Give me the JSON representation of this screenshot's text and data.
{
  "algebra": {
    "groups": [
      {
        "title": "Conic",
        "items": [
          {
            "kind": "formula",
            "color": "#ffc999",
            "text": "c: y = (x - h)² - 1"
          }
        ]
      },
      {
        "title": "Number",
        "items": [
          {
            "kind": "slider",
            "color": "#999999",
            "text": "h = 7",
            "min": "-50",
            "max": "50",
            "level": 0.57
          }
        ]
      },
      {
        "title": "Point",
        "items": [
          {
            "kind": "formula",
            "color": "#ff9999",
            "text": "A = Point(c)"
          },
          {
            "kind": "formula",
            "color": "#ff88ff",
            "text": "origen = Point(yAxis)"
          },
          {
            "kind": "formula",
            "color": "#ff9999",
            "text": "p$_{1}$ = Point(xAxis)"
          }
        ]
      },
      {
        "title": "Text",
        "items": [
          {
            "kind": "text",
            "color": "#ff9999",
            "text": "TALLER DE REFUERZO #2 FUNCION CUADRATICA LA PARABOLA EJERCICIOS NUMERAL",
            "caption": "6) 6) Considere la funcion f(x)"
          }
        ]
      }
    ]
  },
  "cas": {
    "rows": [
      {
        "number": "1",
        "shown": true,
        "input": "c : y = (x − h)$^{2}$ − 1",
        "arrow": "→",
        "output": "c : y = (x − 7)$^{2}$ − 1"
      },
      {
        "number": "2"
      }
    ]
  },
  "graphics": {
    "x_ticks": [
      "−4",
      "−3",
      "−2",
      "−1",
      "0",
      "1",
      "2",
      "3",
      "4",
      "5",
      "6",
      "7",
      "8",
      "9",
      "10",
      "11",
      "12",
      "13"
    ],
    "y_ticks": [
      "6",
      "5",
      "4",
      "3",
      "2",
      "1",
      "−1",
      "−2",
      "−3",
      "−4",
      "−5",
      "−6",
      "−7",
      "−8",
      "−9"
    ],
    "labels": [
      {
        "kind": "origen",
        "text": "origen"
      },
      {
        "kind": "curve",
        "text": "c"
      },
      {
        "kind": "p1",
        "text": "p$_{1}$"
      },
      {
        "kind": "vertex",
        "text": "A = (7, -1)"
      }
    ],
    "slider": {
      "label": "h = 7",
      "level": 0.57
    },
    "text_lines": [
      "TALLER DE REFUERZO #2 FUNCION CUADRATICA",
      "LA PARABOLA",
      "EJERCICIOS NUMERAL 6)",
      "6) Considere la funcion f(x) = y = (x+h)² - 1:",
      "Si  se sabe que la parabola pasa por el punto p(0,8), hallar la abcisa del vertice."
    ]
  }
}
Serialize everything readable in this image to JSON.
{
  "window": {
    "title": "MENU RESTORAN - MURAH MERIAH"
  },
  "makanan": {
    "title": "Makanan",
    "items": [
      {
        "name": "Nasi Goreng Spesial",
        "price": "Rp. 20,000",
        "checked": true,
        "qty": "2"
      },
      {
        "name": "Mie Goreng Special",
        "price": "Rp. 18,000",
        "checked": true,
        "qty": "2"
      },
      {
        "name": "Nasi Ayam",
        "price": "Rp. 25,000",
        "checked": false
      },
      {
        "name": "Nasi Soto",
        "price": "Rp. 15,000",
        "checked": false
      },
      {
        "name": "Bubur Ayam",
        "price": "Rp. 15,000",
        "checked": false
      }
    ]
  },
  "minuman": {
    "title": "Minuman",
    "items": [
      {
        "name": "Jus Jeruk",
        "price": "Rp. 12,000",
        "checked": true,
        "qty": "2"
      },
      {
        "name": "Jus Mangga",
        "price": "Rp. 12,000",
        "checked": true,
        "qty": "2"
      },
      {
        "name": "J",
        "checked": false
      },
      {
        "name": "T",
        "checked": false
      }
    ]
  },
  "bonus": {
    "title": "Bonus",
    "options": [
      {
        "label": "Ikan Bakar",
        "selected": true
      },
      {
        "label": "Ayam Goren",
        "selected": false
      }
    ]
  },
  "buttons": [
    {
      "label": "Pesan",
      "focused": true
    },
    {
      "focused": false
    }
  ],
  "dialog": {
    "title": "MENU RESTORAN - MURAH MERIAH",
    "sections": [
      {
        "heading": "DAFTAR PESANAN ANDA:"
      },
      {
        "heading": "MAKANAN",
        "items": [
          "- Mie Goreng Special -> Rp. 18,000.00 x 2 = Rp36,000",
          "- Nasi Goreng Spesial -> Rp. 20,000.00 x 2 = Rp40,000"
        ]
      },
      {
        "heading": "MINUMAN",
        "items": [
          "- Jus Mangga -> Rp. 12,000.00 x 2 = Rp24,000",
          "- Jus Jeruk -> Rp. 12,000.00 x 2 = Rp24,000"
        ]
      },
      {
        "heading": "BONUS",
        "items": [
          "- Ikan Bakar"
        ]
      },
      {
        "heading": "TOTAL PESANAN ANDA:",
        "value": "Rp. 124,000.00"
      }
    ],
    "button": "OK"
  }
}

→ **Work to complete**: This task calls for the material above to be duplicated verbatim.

→ **Exercise response**:
Give me the JSON representation of this screenshot's text and data.
{
  "algebra": {
    "groups": [
      {
        "title": "Conic",
        "items": [
          {
            "kind": "formula",
            "color": "#ffc999",
            "text": "c: y = (x - h)² - 1"
          }
        ]
      },
      {
        "title": "Number",
        "items": [
          {
            "kind": "slider",
            "color": "#999999",
            "text": "h = 7",
            "min": "-50",
            "max": "50",
            "level": 0.57
          }
        ]
      },
      {
        "title": "Point",
        "items": [
          {
            "kind": "formula",
            "color": "#ff9999",
            "text": "A = Point(c)"
          },
          {
            "kind": "formula",
            "color": "#ff88ff",
            "text": "origen = Point(yAxis)"
          },
          {
            "kind": "formula",
            "color": "#ff9999",
            "text": "p$_{1}$ = Point(xAxis)"
          }
        ]
      },
      {
        "title": "Text",
        "items": [
          {
            "kind": "text",
            "color": "#ff9999",
            "text": "TALLER DE REFUERZO #2 FUNCION CUADRATICA LA PARABOLA EJERCICIOS NUMERAL",
            "caption": "6) 6) Considere la funcion f(x)"
          }
        ]
      }
    ]
  },
  "cas": {
    "rows": [
      {
        "number": "1",
        "shown": true,
        "input": "c : y = (x − h)$^{2}$ − 1",
        "arrow": "→",
        "output": "c : y = (x − 7)$^{2}$ − 1"
      },
      {
        "number": "2"
      }
    ]
  },
  "graphics": {
    "x_ticks": [
      "−4",
      "−3",
      "−2",
      "−1",
      "0",
      "1",
      "2",
      "3",
      "4",
      "5",
      "6",
      "7",
      "8",
      "9",
      "10",
      "11",
      "12",
      "13"
    ],
    "y_ticks": [
      "6",
      "5",
      "4",
      "3",
      "2",
      "1",
      "−1",
      "−2",
      "−3",
      "−4",
      "−5",
      "−6",
      "−7",
      "−8",
      "−9"
    ],
    "labels": [
      {
        "kind": "origen",
        "text": "origen"
      },
      {
        "kind": "curve",
        "text": "c"
      },
      {
        "kind": "p1",
        "text": "p$_{1}$"
      },
      {
        "kind": "vertex",
        "text": "A = (7, -1)"
      }
    ],
    "slider": {
      "label": "h = 7",
      "level": 0.57
    },
    "text_lines": [
      "TALLER DE REFUERZO #2 FUNCION CUADRATICA",
      "LA PARABOLA",
      "EJERCICIOS NUMERAL 6)",
      "6) Considere la funcion f(x) = y = (x+h)² - 1:",
      "Si  se sabe que la parabola pasa por el punto p(0,8), hallar la abcisa del vertice."
    ]
  }
}
Serialize everything readable in this image to JSON.
{
  "window": {
    "title": "MENU RESTORAN - MURAH MERIAH"
  },
  "makanan": {
    "title": "Makanan",
    "items": [
      {
        "name": "Nasi Goreng Spesial",
        "price": "Rp. 20,000",
        "checked": true,
        "qty": "2"
      },
      {
        "name": "Mie Goreng Special",
        "price": "Rp. 18,000",
        "checked": true,
        "qty": "2"
      },
      {
        "name": "Nasi Ayam",
        "price": "Rp. 25,000",
        "checked": false
      },
      {
        "name": "Nasi Soto",
        "price": "Rp. 15,000",
        "checked": false
      },
      {
        "name": "Bubur Ayam",
        "price": "Rp. 15,000",
        "checked": false
      }
    ]
  },
  "minuman": {
    "title": "Minuman",
    "items": [
      {
        "name": "Jus Jeruk",
        "price": "Rp. 12,000",
        "checked": true,
        "qty": "2"
      },
      {
        "name": "Jus Mangga",
        "price": "Rp. 12,000",
        "checked": true,
        "qty": "2"
      },
      {
        "name": "J",
        "checked": false
      },
      {
        "name": "T",
        "checked": false
      }
    ]
  },
  "bonus": {
    "title": "Bonus",
    "options": [
      {
        "label": "Ikan Bakar",
        "selected": true
      },
      {
        "label": "Ayam Goren",
        "selected": false
      }
    ]
  },
  "buttons": [
    {
      "label": "Pesan",
      "focused": true
    },
    {
      "focused": false
    }
  ],
  "dialog": {
    "title": "MENU RESTORAN - MURAH MERIAH",
    "sections": [
      {
        "heading": "DAFTAR PESANAN ANDA:"
      },
      {
        "heading": "MAKANAN",
        "items": [
          "- Mie Goreng Special -> Rp. 18,000.00 x 2 = Rp36,000",
          "- Nasi Goreng Spesial -> Rp. 20,000.00 x 2 = Rp40,000"
        ]
      },
      {
        "heading": "MINUMAN",
        "items": [
          "- Jus Mangga -> Rp. 12,000.00 x 2 = Rp24,000",
          "- Jus Jeruk -> Rp. 12,000.00 x 2 = Rp24,000"
        ]
      },
      {
        "heading": "BONUS",
        "items": [
          "- Ikan Bakar"
        ]
      },
      {
        "heading": "TOTAL PESANAN ANDA:",
        "value": "Rp. 124,000.00"
      }
    ],
    "button": "OK"
  }
}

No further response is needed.